Ørsted, previously DONG Energy, will participate in the Dutch tender for the Hollandse Kust Zuid (South) I and II offshore wind farm zones.Ørsted has already issued a tender for cable lay services at the site. If the developer does not win the tender, the contract will be cancelled.In October, the Dutch Ministry of Economic Affairs published the Ministerial Order for permitting offshore wind energy for the site, with the application period starting on 15 December and closing on 21 December.The contract for the Hollandse Kust Zuid site I and II is expected to be awarded in the first quarter of 2018.One permit is granted for each wind farm site, with applications allowed to be made for a permit for each of the two wind farm sites. The total installed capacity will be around 700MW, with 342MW minimum for each of the two sites and 380MW maximum.The projects planned under the Dutch Government’s current offshore wind programme include 2,100MW at the Hollandse Kust zones.

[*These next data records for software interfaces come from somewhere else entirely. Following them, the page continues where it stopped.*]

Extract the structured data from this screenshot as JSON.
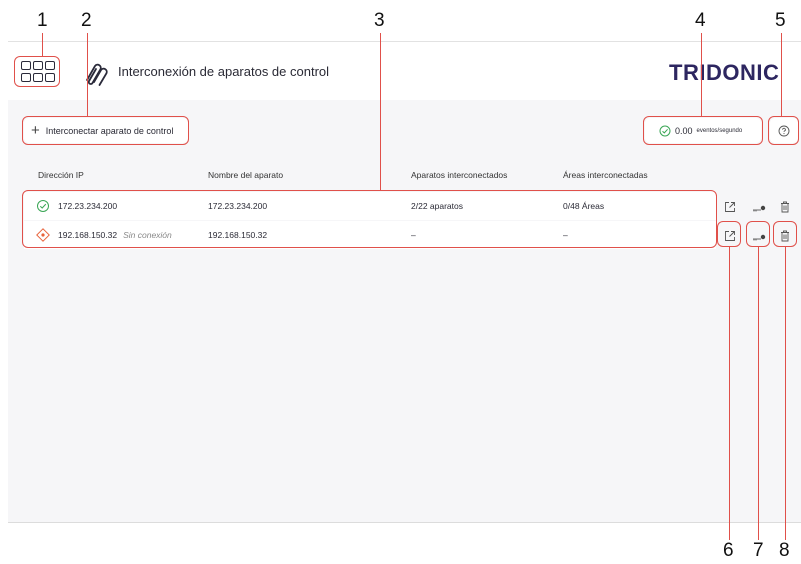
{
  "header": {
    "app_title": "Interconexión de aparatos de control",
    "brand": "TRIDONIC",
    "apps_icon": "grid-apps-icon",
    "title_icon": "paperclip-link-icon"
  },
  "toolbar": {
    "connect_label": "Interconectar aparato de control",
    "events_value": "0.00",
    "events_unit": "eventos/segundo",
    "help_icon": "help-icon"
  },
  "table": {
    "columns": [
      "Dirección IP",
      "Nombre del aparato",
      "Aparatos interconectados",
      "Áreas interconectadas"
    ],
    "rows": [
      {
        "status": "connected",
        "ip": "172.23.234.200",
        "ip_note": "",
        "name": "172.23.234.200",
        "devices": "2/22 aparatos",
        "areas": "0/48 Áreas"
      },
      {
        "status": "disconnected",
        "ip": "192.168.150.32",
        "ip_note": "Sin conexión",
        "name": "192.168.150.32",
        "devices": "–",
        "areas": "–"
      }
    ],
    "actions": [
      "open-external-icon",
      "key-icon",
      "trash-icon"
    ]
  },
  "callouts": [
    "1",
    "2",
    "3",
    "4",
    "5",
    "6",
    "7",
    "8"
  ],
  "colors": {
    "brand": "#2d2660",
    "callout": "#e0504a",
    "connected": "#3aa655",
    "disconnected": "#e8623a",
    "background": "#f6f6f8"
  }
}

Of this, 1,400MW is planned in the Hollandse Kust Zuid: 700MW at sites I and II, and further 700MW at sites III and IV. An additional 700MW is planned to be tendered in 2019 in the Hollandse Kust Noord zone.TenneT will build the grid connections and construct two offshore substations at the Hollandse Kust Zuid wind farm zone. According to current plans, the four wind farms will be connected to the grid between 2018 and 2021.